----- Input data -----

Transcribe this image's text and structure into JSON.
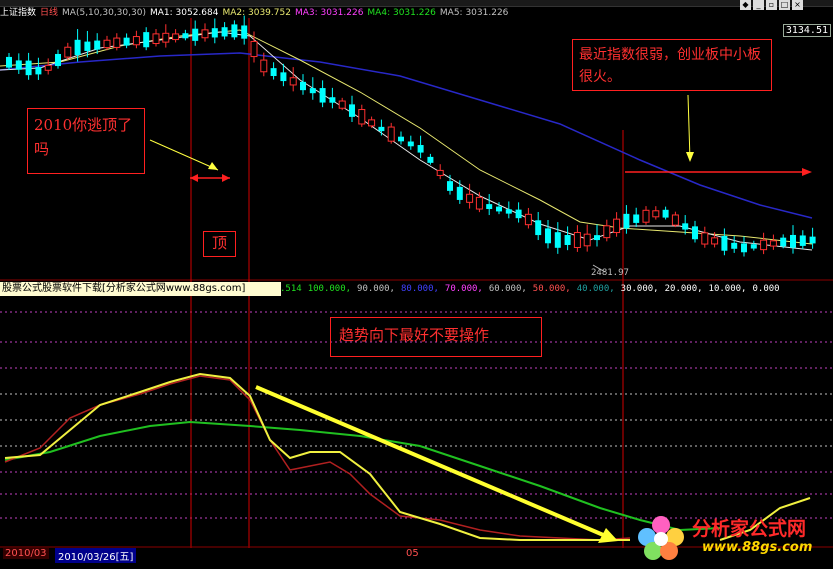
{
  "app": {
    "index_name": "上证指数",
    "period": "日线"
  },
  "ma_bar": {
    "params": "MA(5,10,30,30,30)",
    "ma1": "MA1: 3052.684",
    "ma2": "MA2: 3039.752",
    "ma3": "MA3: 3031.226",
    "ma4": "MA4: 3031.226",
    "ma5": "MA5: 3031.226"
  },
  "price_label": "3134.51",
  "low_label": "2481.97",
  "notes": {
    "escape_top": "2010你逃顶了吗",
    "weak_index": "最近指数很弱，创业板中小板很火。",
    "trend_down": "趋势向下最好不要操作",
    "top": "顶"
  },
  "sub_banner": "股票公式股票软件下载[分析家公式网www.88gs.com]",
  "sub_scale": {
    "s0": ".514",
    "s1": "100.000,",
    "s2": "90.000,",
    "s3": "80.000,",
    "s4": "70.000,",
    "s5": "60.000,",
    "s6": "50.000,",
    "s7": "40.000,",
    "s8": "30.000,",
    "s9": "20.000,",
    "s10": "10.000,",
    "s11": "0.000"
  },
  "dates": {
    "d1": "2010/03",
    "d2": "2010/03/26[五]",
    "tick": "05"
  },
  "logo": {
    "name": "分析家公式网",
    "url": "www.88gs.com"
  },
  "colors": {
    "up": "#ff3030",
    "down": "#00ffff",
    "ma_yellow": "#e8e870",
    "ma_white": "#e0e0e0",
    "ma_blue": "#2020c0",
    "green": "#20c020"
  }
}
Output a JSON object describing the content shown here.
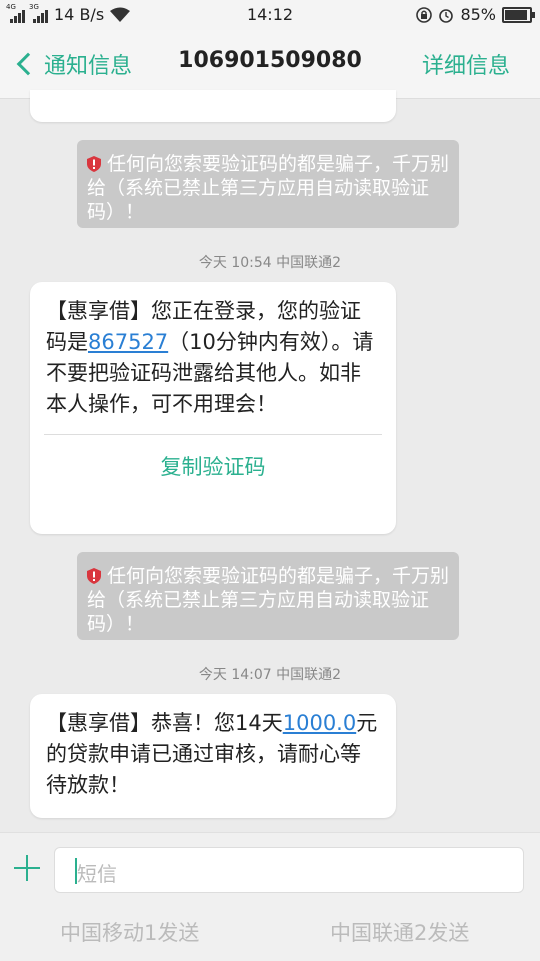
{
  "status": {
    "net1": "4G",
    "net2": "3G",
    "speed": "14 B/s",
    "time": "14:12",
    "battery": "85%",
    "battery_level": 0.85
  },
  "header": {
    "back_label": "通知信息",
    "title": "106901509080",
    "detail_label": "详细信息"
  },
  "warning_text": "任何向您索要验证码的都是骗子，千万别给（系统已禁止第三方应用自动读取验证码）！",
  "messages": [
    {
      "stamp": "今天 10:54  中国联通2",
      "pre": "【惠享借】您正在登录，您的验证码是",
      "code": "867527",
      "post": "（10分钟内有效）。请不要把验证码泄露给其他人。如非本人操作，可不用理会！",
      "action": "复制验证码"
    },
    {
      "stamp": "今天 14:07  中国联通2",
      "pre": "【惠享借】恭喜！您14天",
      "amount": "1000.0",
      "post": "元的贷款申请已通过审核，请耐心等待放款！"
    }
  ],
  "input": {
    "placeholder": "短信",
    "send1": "中国移动1发送",
    "send2": "中国联通2发送"
  },
  "colors": {
    "accent": "#2bb08f",
    "link": "#2a7fd4",
    "warning_bg": "#c9c9c9",
    "warning_icon": "#d9363e"
  }
}
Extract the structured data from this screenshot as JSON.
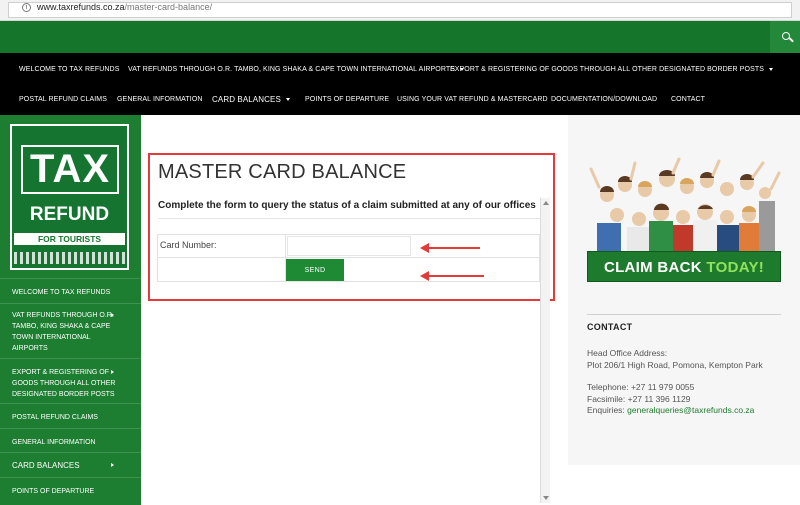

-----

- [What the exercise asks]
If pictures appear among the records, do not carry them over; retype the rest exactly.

- [Solution for this problem]
Transcribe this image's text and structure into JSON.
{
  "app": {
    "index_name": "上证指数",
    "period": "日线"
  },
  "ma_bar": {
    "params": "MA(5,10,30,30,30)",
    "ma1": "MA1: 3052.684",
    "ma2": "MA2: 3039.752",
    "ma3": "MA3: 3031.226",
    "ma4": "MA4: 3031.226",
    "ma5": "MA5: 3031.226"
  },
  "price_label": "3134.51",
  "low_label": "2481.97",
  "notes": {
    "escape_top": "2010你逃顶了吗",
    "weak_index": "最近指数很弱，创业板中小板很火。",
    "trend_down": "趋势向下最好不要操作",
    "top": "顶"
  },
  "sub_banner": "股票公式股票软件下载[分析家公式网www.88gs.com]",
  "sub_scale": {
    "s0": ".514",
    "s1": "100.000,",
    "s2": "90.000,",
    "s3": "80.000,",
    "s4": "70.000,",
    "s5": "60.000,",
    "s6": "50.000,",
    "s7": "40.000,",
    "s8": "30.000,",
    "s9": "20.000,",
    "s10": "10.000,",
    "s11": "0.000"
  },
  "dates": {
    "d1": "2010/03",
    "d2": "2010/03/26[五]",
    "tick": "05"
  },
  "logo": {
    "name": "分析家公式网",
    "url": "www.88gs.com"
  },
  "colors": {
    "up": "#ff3030",
    "down": "#00ffff",
    "ma_yellow": "#e8e870",
    "ma_white": "#e0e0e0",
    "ma_blue": "#2020c0",
    "green": "#20c020"
  }
}
Output a JSON object describing the content shown here.
{
  "status": {
    "net1": "4G",
    "net2": "3G",
    "speed": "14 B/s",
    "time": "14:12",
    "battery": "85%",
    "battery_level": 0.85
  },
  "header": {
    "back_label": "通知信息",
    "title": "106901509080",
    "detail_label": "详细信息"
  },
  "warning_text": "任何向您索要验证码的都是骗子，千万别给（系统已禁止第三方应用自动读取验证码）！",
  "messages": [
    {
      "stamp": "今天 10:54  中国联通2",
      "pre": "【惠享借】您正在登录，您的验证码是",
      "code": "867527",
      "post": "（10分钟内有效）。请不要把验证码泄露给其他人。如非本人操作，可不用理会！",
      "action": "复制验证码"
    },
    {
      "stamp": "今天 14:07  中国联通2",
      "pre": "【惠享借】恭喜！您14天",
      "amount": "1000.0",
      "post": "元的贷款申请已通过审核，请耐心等待放款！"
    }
  ],
  "input": {
    "placeholder": "短信",
    "send1": "中国移动1发送",
    "send2": "中国联通2发送"
  },
  "colors": {
    "accent": "#2bb08f",
    "link": "#2a7fd4",
    "warning_bg": "#c9c9c9",
    "warning_icon": "#d9363e"
  }
}
Extract the structured data from this screenshot as JSON.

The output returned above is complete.